  • Contact information for a dog walker or pet sitting service in case you are unable to care for your pet
  • Cat litter

Many of these supplies can be ordered online, allowing you to practice necessary physical distancing during this time.

If you suspect that you may have COVID-19 (with or without a positive test result), you should minimize contact with your pets. Given that we do not fully understand the potential risks that this virus may pose to pets, it is best to use caution.

Ideally, have another member of your household care for your pets until you are feeling better. Just as you would quarantine yourself from the other human members of your home while sick, you should also quarantine yourself from your pets. Isolate yourself to a single bedroom/bathroom and allow a healthy family member to handle your pet’s meals, walks, playtime, and snuggle time.

“Ideally, have another member of your household care for your pets until you are feeling better.”

If you live alone, you may have no choice but to care for your pets yourself. If this is the case, try to limit contact as much as possible. Consider the following steps, to reduce the likelihood of spreading infection to your pets:

  • Wash your hands thoroughly before and after handling your pets.
  • Wash your hands before handling your pets’ food and water bowls.
  • Limit close contact with your pets, such as snuggling and kisses.
  • Cough or sneeze into your elbow or a tissue and dispose of the tissues in a hygienic way where pets cannot access them. Be sure to wash your hands after sneezing or coughing.
  • Wear a mask if possible—even a cloth mask—to decrease droplet spread when coughing or sneezing.
  • Clean and disinfect frequently touched surfaces.

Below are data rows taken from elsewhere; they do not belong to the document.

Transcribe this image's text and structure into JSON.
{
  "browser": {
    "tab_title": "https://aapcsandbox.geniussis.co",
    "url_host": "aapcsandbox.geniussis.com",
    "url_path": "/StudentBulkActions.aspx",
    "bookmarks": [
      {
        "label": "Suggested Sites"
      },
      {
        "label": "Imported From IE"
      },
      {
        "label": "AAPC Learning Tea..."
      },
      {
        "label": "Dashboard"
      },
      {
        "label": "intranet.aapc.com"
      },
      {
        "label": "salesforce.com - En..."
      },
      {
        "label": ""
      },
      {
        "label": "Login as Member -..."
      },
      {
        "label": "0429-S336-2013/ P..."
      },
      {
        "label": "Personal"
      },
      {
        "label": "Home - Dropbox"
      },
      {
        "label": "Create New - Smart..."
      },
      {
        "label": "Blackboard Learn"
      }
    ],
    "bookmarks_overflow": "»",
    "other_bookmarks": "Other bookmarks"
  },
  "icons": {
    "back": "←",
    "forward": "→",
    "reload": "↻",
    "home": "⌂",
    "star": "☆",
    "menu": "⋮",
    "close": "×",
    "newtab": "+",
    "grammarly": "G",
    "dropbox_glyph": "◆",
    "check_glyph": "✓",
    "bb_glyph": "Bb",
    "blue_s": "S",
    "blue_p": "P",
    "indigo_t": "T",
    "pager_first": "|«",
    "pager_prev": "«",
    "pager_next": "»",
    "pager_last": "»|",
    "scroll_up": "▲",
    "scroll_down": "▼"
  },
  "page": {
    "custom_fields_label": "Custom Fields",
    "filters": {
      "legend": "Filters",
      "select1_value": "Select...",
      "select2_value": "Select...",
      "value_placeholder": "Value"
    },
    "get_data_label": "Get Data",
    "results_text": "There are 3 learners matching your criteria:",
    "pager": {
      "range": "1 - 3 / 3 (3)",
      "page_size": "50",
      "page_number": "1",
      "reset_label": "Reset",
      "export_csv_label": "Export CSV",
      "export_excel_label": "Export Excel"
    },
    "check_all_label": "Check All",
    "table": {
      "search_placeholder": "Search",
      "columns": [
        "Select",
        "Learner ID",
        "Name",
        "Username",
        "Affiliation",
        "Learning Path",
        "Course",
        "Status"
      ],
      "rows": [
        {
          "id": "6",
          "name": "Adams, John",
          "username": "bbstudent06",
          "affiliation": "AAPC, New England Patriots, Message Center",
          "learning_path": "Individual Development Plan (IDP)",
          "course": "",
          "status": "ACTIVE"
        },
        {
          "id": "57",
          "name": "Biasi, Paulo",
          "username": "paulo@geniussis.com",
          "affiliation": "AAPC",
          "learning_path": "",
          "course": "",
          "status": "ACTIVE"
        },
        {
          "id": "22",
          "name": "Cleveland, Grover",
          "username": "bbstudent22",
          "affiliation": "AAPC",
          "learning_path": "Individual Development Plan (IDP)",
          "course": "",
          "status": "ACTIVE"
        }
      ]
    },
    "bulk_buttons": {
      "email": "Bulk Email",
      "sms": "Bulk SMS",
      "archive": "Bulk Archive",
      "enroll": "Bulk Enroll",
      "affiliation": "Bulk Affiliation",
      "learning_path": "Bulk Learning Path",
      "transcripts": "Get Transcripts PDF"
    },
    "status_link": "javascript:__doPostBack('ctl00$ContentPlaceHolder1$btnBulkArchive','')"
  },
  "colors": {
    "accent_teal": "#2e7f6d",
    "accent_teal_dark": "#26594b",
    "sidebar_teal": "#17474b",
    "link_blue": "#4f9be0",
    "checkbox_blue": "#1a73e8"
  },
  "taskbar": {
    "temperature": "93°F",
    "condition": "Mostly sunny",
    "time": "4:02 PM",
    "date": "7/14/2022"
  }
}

Can my pets spread COVID-19 from me to other people?

We do not yet have the necessary information to answer that question.

Until we learn more, it is best to avoid boarding or rehoming your pet if you are sick with COVID-19. If you are hospitalized and your pets must be cared for by a boarding kennel, day care, dog walker, or pet sitter, inform them that you are ill. This will allow them to take necessary precautions and limit close contact with your pets. If your pet needs veterinary care and you have current or recent signs of COVID-19, please alert your veterinary team in advance of taking your pet to the clinic so that they can take appropriate precautions.

Catherine Barnette, DVM

© Copyright 2020 LifeLearn Inc. Used and/or modified with permission under license.